Rev. Rodney Kleyn preached a sermon on the qualifications of an elder, and of every mature believer, found in Titus 1:6–9. These can be summarized as one who’s blameless, godly, self-controlled, and enjoys studying the scriptures.
An elder must be blameless, first, because his work in the home is essentially the same as his work in the church; so if he can’t rule rightly at home, how could he rule rightly in the church? Second, he must be an example to the congregation. We must remember that the way we live has an effect on others. Third, an elder is answerable to God.
Not just in behavior, but also in character, the man must be an example. He must not be self-willed, depending on himself and working for himself. He must be one who’s not quick-tempered and who doesn’t fight easily. He must not be given to wine. He must not be greedy.
Other positive qualifications are mentioned, but, above all, we see the elder is a man who loves the word of God. He must exhort and convince the gainsayers. Arguing can often drive a person harder into his position, but lovingly stating the truth can breed understanding.
Sing or pray Psalter #62.
February 6—Read Titus 2

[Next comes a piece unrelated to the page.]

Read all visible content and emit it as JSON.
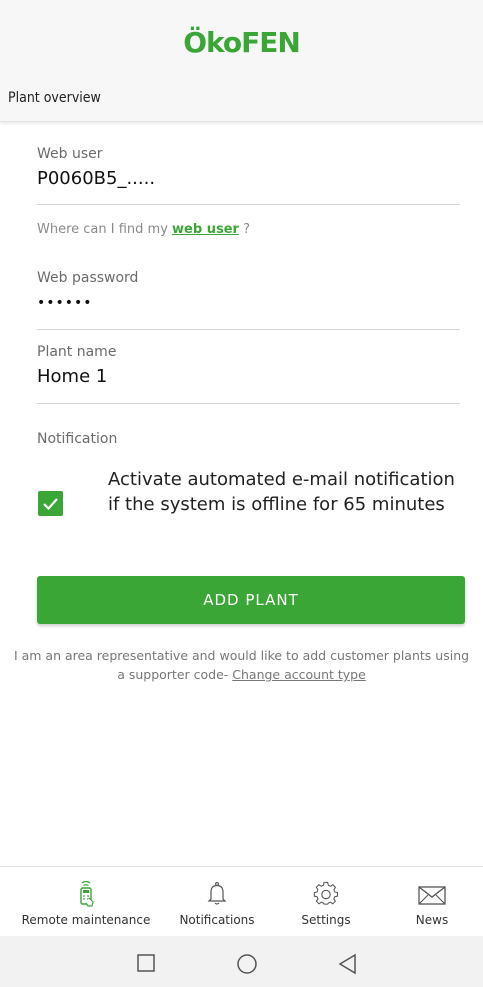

Titus 2:15 reads, “These things speak, and exhort, and rebuke with all authority. Let no man despise thee.” As Rev. VanOverloop points out in a Standard Bearer article, the “things” referred to in the beginning of this verse are the scriptures. Titus is commanded to use them to speak, exhort, and rebuke. He must speak the truth faithfully and boldly, even in the face of opposition. Secondly, Titus must exhort, or “stand alongside,” the Christians on Crete. He must identify himself with them and make sure the word he speaks is to himself as well. Third, Titus must warn the Christians of sin’s consequences and call them to action in repentance. Paul tells Titus to do these things “with all authority,” the authority of God’s word.
The same command that comes to Titus here comes to us. Paul’s final command to Titus in the verse is “Let no man despise thee.” Titus can’t really prevent others from despising him, but he must not allow that reaction to damage the work God has given him. Similarly, we are all called to speak God’s word when we have the opportunity, without worrying what men may do unto us.

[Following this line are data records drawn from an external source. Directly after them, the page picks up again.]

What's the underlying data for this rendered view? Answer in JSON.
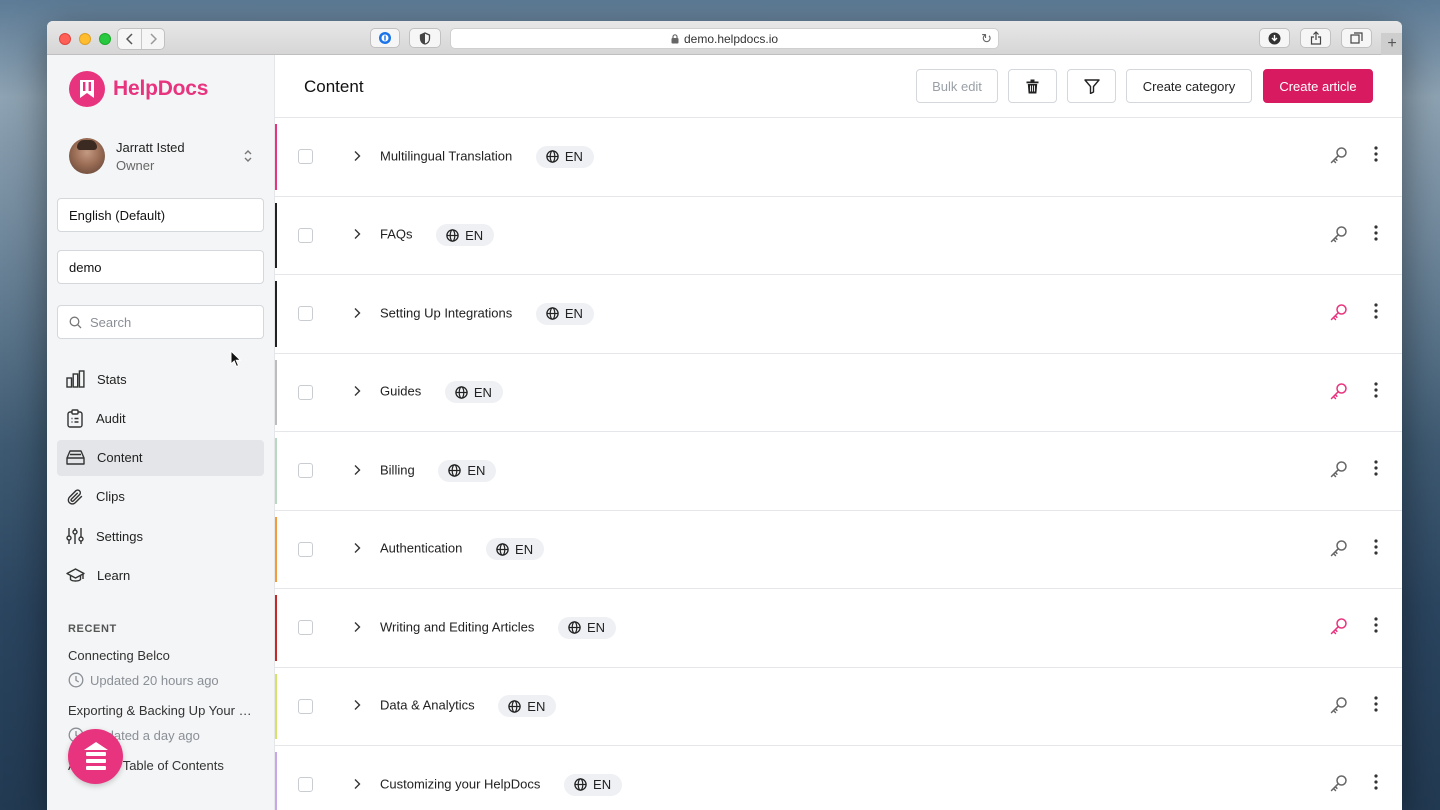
{
  "browser": {
    "url": "demo.helpdocs.io"
  },
  "brand": {
    "name": "HelpDocs",
    "color": "#e8337e"
  },
  "user": {
    "name": "Jarratt Isted",
    "role": "Owner"
  },
  "sidebar": {
    "language": "English (Default)",
    "workspace": "demo",
    "search_placeholder": "Search",
    "nav": [
      {
        "label": "Stats",
        "icon": "bar-chart-icon",
        "active": false
      },
      {
        "label": "Audit",
        "icon": "clipboard-icon",
        "active": false
      },
      {
        "label": "Content",
        "icon": "inbox-icon",
        "active": true
      },
      {
        "label": "Clips",
        "icon": "paperclip-icon",
        "active": false
      },
      {
        "label": "Settings",
        "icon": "sliders-icon",
        "active": false
      },
      {
        "label": "Learn",
        "icon": "graduation-cap-icon",
        "active": false
      }
    ],
    "recent_heading": "RECENT",
    "recent": [
      {
        "title": "Connecting Belco",
        "meta": "Updated 20 hours ago"
      },
      {
        "title": "Exporting & Backing Up Your Content",
        "meta": "Updated a day ago"
      },
      {
        "title": "Adding a Table of Contents",
        "meta": ""
      }
    ]
  },
  "header": {
    "title": "Content",
    "bulk_edit": "Bulk edit",
    "create_category": "Create category",
    "create_article": "Create article",
    "accent": "#d81b60"
  },
  "categories": [
    {
      "title": "Multilingual Translation",
      "lang": "EN",
      "color": "#e8337e",
      "key_color": "#666666"
    },
    {
      "title": "FAQs",
      "lang": "EN",
      "color": "#222222",
      "key_color": "#666666"
    },
    {
      "title": "Setting Up Integrations",
      "lang": "EN",
      "color": "#222222",
      "key_color": "#e8337e"
    },
    {
      "title": "Guides",
      "lang": "EN",
      "color": "#bdbdbd",
      "key_color": "#e8337e"
    },
    {
      "title": "Billing",
      "lang": "EN",
      "color": "#b7d9c3",
      "key_color": "#666666"
    },
    {
      "title": "Authentication",
      "lang": "EN",
      "color": "#f39a3d",
      "key_color": "#666666"
    },
    {
      "title": "Writing and Editing Articles",
      "lang": "EN",
      "color": "#c62828",
      "key_color": "#e8337e"
    },
    {
      "title": "Data & Analytics",
      "lang": "EN",
      "color": "#d4e26a",
      "key_color": "#666666"
    },
    {
      "title": "Customizing your HelpDocs",
      "lang": "EN",
      "color": "#c9a6e8",
      "key_color": "#666666"
    }
  ]
}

Sing or pray Psalter #60.
February 7—Read Titus 3
Lord’s Day 24 teaches us about the proper relationship of justification and good works. Here we learn about how works righteousness teaches that our works earn all or part of our salvation, how our good works are rewarded, and how our works are the inevitable fruit of justification. There are many who claim that there would be no incentive to perform good works if they didn’t contribute to our salvation, so the third question addresses this. In a sermon on this passage, Rev. Smidstra lays out three ways to refute this notion. First, our experience demonstrates that this is not true, because if it were we would have careless and profane Reformed men all around us. Second, passages like Titus 3:7–8 make it clear that justification produces good works. Third, if this were true it would make our theology inconsistent, essentially divorcing justification and sanctification. God implants good works in us as the wonderful fruit, not the root, of the Christian life.
Sing or pray Psalter #280.
Originally published January 2020, Vol. 79 No. 1